Moving onto solid ground
By Bonnie J. Yocum The Daily News

Rising from the dust of the Aldercrest demolition project, more than a dozen reusable homes will be moved out of the disaster area and onto solid ground.

This week, workers from Robert Weber Housemoving uprooted an abandoned blue rambler at 508 Grim Road and moved it to a vacant lot at South 10th Avenue and Elm Street in Kelso.

Using steel beams, a broad, flat dolly, a 1953 Korean War tank retriever and a few more trucks, Bob Weber and a crew of five rolled the 1,600-square-foot, 40-ton house down Kelso's hilly east end and onto a vacant lot.

"It's kind of weird that someone else will live in my house," said Kay Gunter, who lived in the home for 17 years.

"It's all a bittersweet thing. It's more bitter than sweet."

Gunter said she and some of her Aldercrest neighbors would have moved their homes if they could. "They never even suggested that as an option for us," she said.

Residents were told house movers wouldn't be able to navigate steep, winding Grim Road, she said. "It wasn't an option at all, so I guess it's strange to think that it's being moved somewhere else. I guess I thought it was one of the ones that was going to be torn down."

Weber, who runs the moving company, bought the house and owns the lot it sits on now. He'll rescue at least one other condemned home from Azalea Court this month and place it next to the first. He plans to renovate the houses and sell or rent them.

Weber bought the houses for $1,000 each from Anderson Environmental Co., the contractor hired by the City of Kelso to demolish 126 Aldercrest homes. Kelso bought the houses from residents for 38 cents on the dollar with federal disaster assistance money.

It costs between $15,000 and $20,000 to move the houses, and Weber said he'll be able to sell them for about $100,000. With the arrangement, Anderson Environmental saves up to $5,000 because it doesn't have to crush the homes and haul them away. Weber gets a healthy real-estate investment. And a perfectly good house doesn't take up space in a landfill.

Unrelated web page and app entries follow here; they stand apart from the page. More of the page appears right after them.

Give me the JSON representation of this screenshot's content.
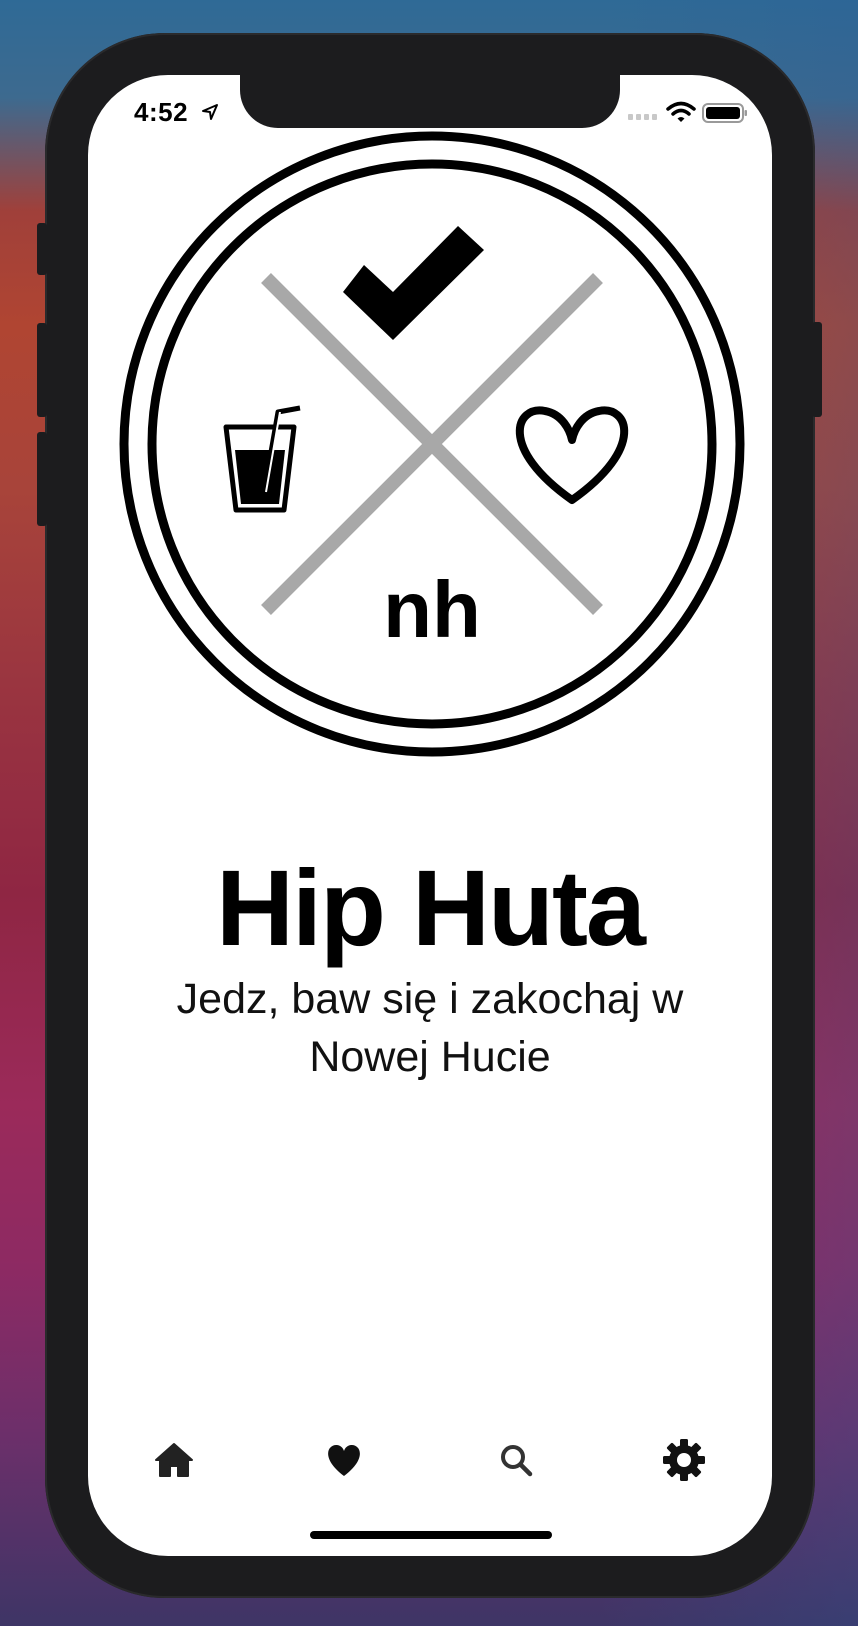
{
  "status_bar": {
    "time": "4:52",
    "location_icon": "location-arrow-icon",
    "signal_icon": "cellular-signal-icon",
    "wifi_icon": "wifi-icon",
    "battery_icon": "battery-full-icon"
  },
  "logo": {
    "monogram": "nh",
    "icons": [
      "checkmark-icon",
      "drink-icon",
      "heart-icon"
    ]
  },
  "app": {
    "title": "Hip Huta",
    "subtitle": "Jedz, baw się i zakochaj w Nowej Hucie"
  },
  "tabbar": {
    "items": [
      {
        "icon": "home-icon"
      },
      {
        "icon": "heart-icon"
      },
      {
        "icon": "search-icon"
      },
      {
        "icon": "gear-icon"
      }
    ]
  },
  "colors": {
    "frame": "#1c1c1e",
    "screen": "#ffffff",
    "cross": "#a8a8a8",
    "ink": "#000000"
  }
}
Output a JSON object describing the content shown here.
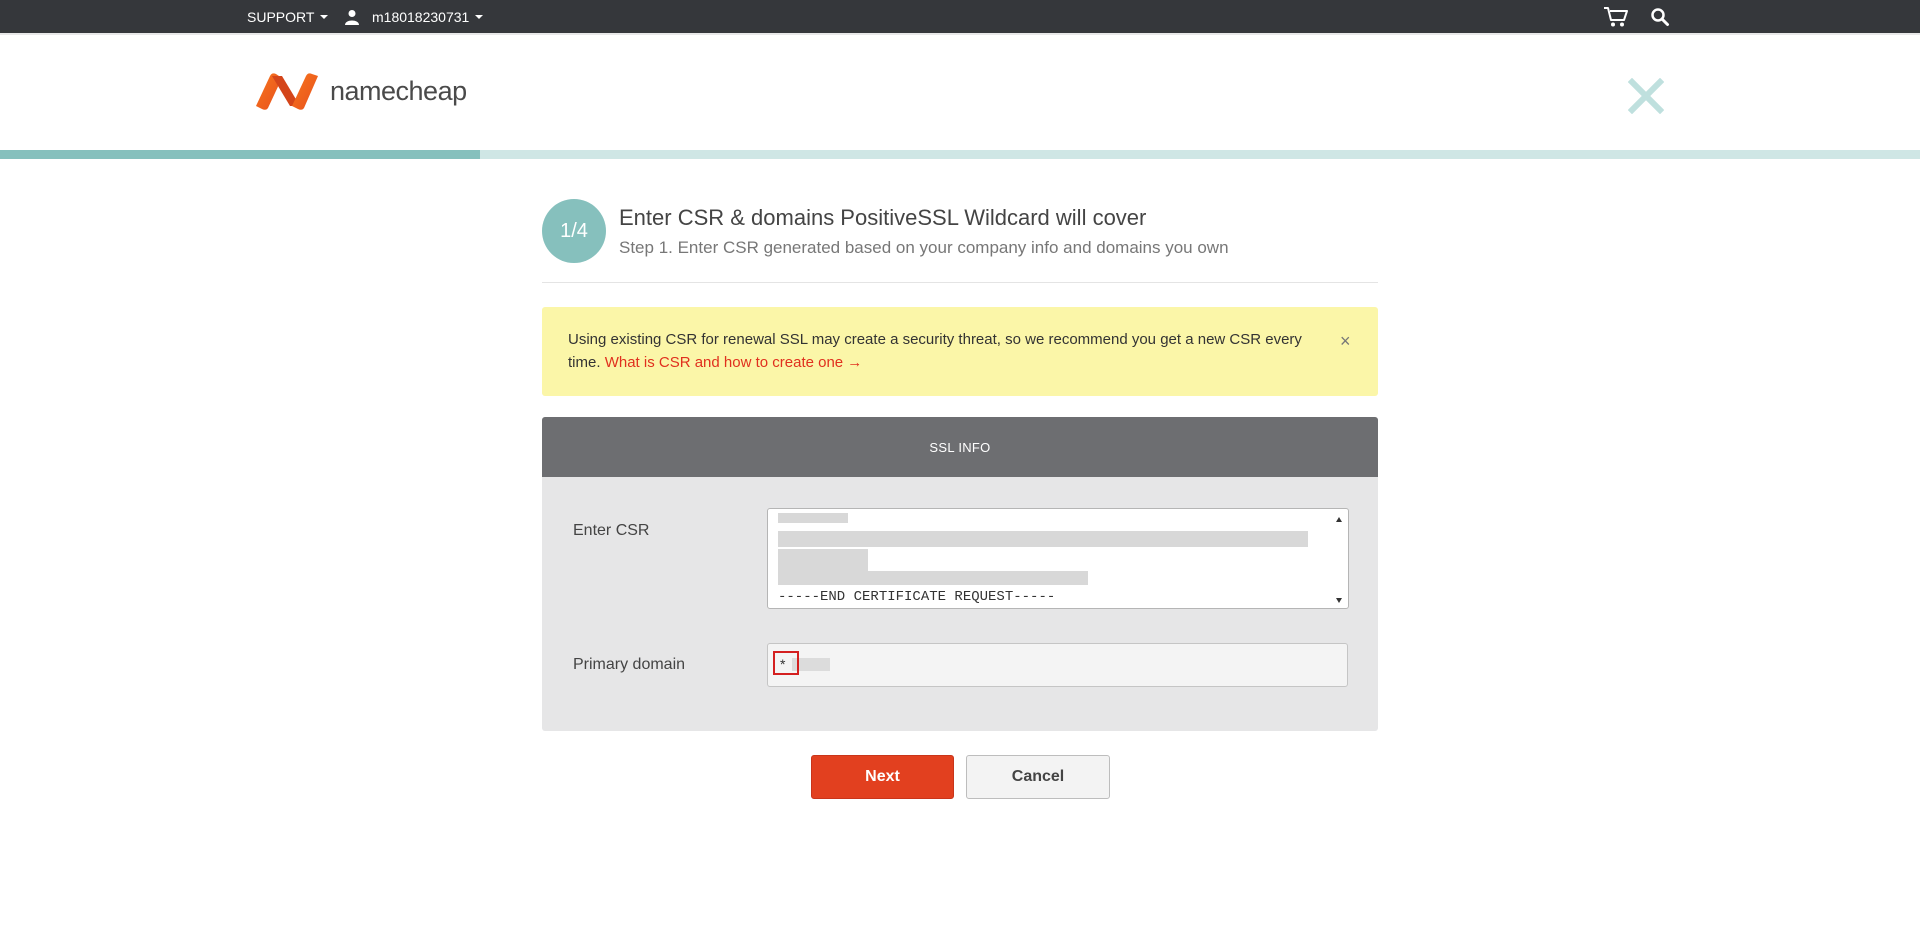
{
  "topbar": {
    "support_label": "SUPPORT",
    "username": "m18018230731",
    "icons": [
      "user-icon",
      "cart-icon",
      "search-icon"
    ]
  },
  "header": {
    "logo_text": "namecheap",
    "close_icon": "close-icon"
  },
  "progress": {
    "fraction": 0.25
  },
  "step": {
    "badge": "1/4",
    "title": "Enter CSR & domains PositiveSSL Wildcard will cover",
    "subtitle": "Step 1. Enter CSR generated based on your company info and domains you own"
  },
  "alert": {
    "text": "Using existing CSR for renewal SSL may create a security threat, so we recommend you get a new CSR every time.",
    "link": "What is CSR and how to create one →",
    "close": "×"
  },
  "panel": {
    "title": "SSL INFO",
    "csr_label": "Enter CSR",
    "csr_end_line": "-----END CERTIFICATE REQUEST-----",
    "domain_label": "Primary domain",
    "domain_value": "*"
  },
  "buttons": {
    "next": "Next",
    "cancel": "Cancel"
  },
  "colors": {
    "accent": "#86c0bd",
    "primary_button": "#e2401f",
    "alert_bg": "#fbf6a8",
    "topbar_bg": "#35373b"
  }
}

"Instead of putting it in the garbage dump, it can still be recycled, reused," said Weber, who has been moving homes in the region for 26 years. Two Oregon house-moving companies also are saving some of the neighborhood's houses. Together, the three companies will relocate about 15 Aldercrest houses.

Anderson Environmental is wrapping up Phase Two of the demolition, in which 49 houses were removed. About 50 houses remain to be demolished in the Aldercrest neighborhood, which started moving in 1998 and became the nation's second-worst slide disaster.

"It has just bothered all of us to see these beautiful homes tore up," said John Coleman, one of 11 remaining residents. "It's a shame that all of them couldn't have been carted off and used somewhere. I think it's good that somebody is taking advantage of it."